There has been pressure for the transference of Maori primary schools to Board control, a transference that the parents do not desire. James Ritchie has given an account of how, through disrespect for Maori methods of arriving a communal decisions (by which silence means dissent and a question is fully talked out till unanimity is reached), through restrictive chairmanship, through confusion and misunderstanding, a parents' meeting at Murupara apparently assented to a decision they actually disagreed with. Since then the Department has agreed in principle to the recommendation of the Advisory Committee on Maori Education that, while it recognizes that eventually the distinction between Maori and Board schools will disappear, no school should be transferred without the free consent of the parents. Nevertheless the Education Department shows signs of impatience to hurry the process. Pukekohe is a case in point. page 117 Ten years ago a separate Maori school was established there as a result of pressure from parents and teachers who complained of the dirty habits of the children of Maoris working in the market gardens; they had already imposed segregation of toilets and shelter-sheds. The Maori parents deeply resented the Department's action, since they were not consulted; but since the school has been established, they have wholeheartedly and unanimously accepted it as a school where their children have self-respect. Department policy now is to integrate the three local schools, but the Maori parents are opposed and even financed the school bus when for a time the Department discontinued it, and will resent the transference if it is imposed in defiance of their wishes. They fear that their children will not get a fair deal at the Board schools.

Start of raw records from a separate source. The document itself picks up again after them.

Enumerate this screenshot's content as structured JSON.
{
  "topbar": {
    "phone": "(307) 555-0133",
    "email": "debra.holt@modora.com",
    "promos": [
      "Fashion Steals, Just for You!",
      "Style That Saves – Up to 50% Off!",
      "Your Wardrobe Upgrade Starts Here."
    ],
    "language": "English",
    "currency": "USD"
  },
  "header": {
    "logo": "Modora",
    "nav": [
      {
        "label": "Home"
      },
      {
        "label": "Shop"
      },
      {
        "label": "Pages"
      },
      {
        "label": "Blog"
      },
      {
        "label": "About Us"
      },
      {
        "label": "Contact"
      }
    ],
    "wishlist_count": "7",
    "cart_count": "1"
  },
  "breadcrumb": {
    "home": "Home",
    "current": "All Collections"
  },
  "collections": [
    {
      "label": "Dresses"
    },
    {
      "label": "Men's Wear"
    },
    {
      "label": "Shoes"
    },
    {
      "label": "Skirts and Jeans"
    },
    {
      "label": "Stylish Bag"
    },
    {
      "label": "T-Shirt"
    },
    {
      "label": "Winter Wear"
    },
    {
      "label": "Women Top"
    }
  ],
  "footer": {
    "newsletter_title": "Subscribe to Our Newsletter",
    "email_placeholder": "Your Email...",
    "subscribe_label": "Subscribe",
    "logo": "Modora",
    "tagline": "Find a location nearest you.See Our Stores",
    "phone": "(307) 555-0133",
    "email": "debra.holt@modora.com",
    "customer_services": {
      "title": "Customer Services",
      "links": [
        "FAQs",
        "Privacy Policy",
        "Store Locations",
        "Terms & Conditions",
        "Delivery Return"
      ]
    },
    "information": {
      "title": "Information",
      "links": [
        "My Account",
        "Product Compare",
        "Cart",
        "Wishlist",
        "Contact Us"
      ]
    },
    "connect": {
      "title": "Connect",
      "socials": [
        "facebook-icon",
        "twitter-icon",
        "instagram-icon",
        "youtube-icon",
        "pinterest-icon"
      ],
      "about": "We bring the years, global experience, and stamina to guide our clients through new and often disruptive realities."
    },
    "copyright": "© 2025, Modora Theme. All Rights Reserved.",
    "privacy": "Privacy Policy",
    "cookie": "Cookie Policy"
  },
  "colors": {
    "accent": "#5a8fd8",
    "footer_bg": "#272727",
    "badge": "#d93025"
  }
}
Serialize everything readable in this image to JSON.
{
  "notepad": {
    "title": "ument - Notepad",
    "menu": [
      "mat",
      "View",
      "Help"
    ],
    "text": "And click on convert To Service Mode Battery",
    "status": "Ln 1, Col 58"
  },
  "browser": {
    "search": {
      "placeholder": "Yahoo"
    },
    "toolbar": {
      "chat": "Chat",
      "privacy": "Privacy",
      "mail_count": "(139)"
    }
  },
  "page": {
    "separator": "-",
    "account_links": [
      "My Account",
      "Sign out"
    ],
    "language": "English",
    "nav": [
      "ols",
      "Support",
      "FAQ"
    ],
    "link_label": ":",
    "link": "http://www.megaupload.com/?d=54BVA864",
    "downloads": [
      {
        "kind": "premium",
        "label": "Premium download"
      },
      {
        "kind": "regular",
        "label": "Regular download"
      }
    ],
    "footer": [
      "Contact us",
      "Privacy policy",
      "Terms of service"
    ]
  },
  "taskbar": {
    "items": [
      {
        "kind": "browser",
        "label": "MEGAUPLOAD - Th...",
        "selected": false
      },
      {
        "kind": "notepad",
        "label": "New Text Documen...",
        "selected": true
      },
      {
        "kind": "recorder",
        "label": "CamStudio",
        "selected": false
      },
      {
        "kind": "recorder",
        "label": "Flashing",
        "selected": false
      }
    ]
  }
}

It is often said that integrated schools are nurseries of good race relations, but it would seem to depend on the proportions, on the race relations outside the school, and probably other factors. It was said at Rotorua that relations between Maori and pakeha pupils are good where Maoris are in a majority of about 60%; they are probably good where pakehas are in a clear majority with only a few Maoris. Where there is a Maori minority of about 25%, it was said, relations are poor. It looks as if pakeha children resent an unassimilable minority. But all this must depend on the state of race relations in the district: in a church boarding-school the pakeha minority is popular with the Maoris; in Pukekohe there would be friction, whatever the proportions.

Advisory committees like the ones in Whanganui, Palmerston and Whakatane could identify bright pupils and encourage their parents to send them to boarding-school if they can afford it. The most spectacular outcome of the Hunn Report was the setting up of the Maori Educational Foundation with the aim of providing secondary scholarships and trade training for gifted pupils. Since the scholarships come only from interest on investment, the immediate prospects are limited, but they will grow. The board of trustees is weighted on the side of the Government, and there is some caution on the part of Trust Boards and incorporations about doing what Mr Hunn has urged, channelling all their educational grants into the Foundation: it is a question of control of their own money and a natural preference that it should be used for members of their own tribe. It is not possible to predict how the current drive for donations will proceed. All success to it, but it is being run like a grand charity, and I suspect there is a certain sales resistance (from pakehas) on the ground that the public is being asked to subsidise an undertaking that is usually considered entirely a Government responsibility.

Besides this Government action, there are from Maoris themselves signs of hope: at conferences a concern over absenteeism, proposals for starting supervised play-centres on the maraes for pre-school children, and this statement from the Tauranga discussion group: Tn spite of all the difficulties we see in the way, in spite of all calls for assistance which we page 118 have made in this evaluation, we admit that, in the final analysis, in all efforts made on our behalf to help us cope with economic circumstances, the primary and fundamental effort must come from ourselves.'

13 Ernest Beaglehole and James Ritchie, 'The Rakau Maori Studies', Journal of the Polynesian Society, June 1958, p. 137.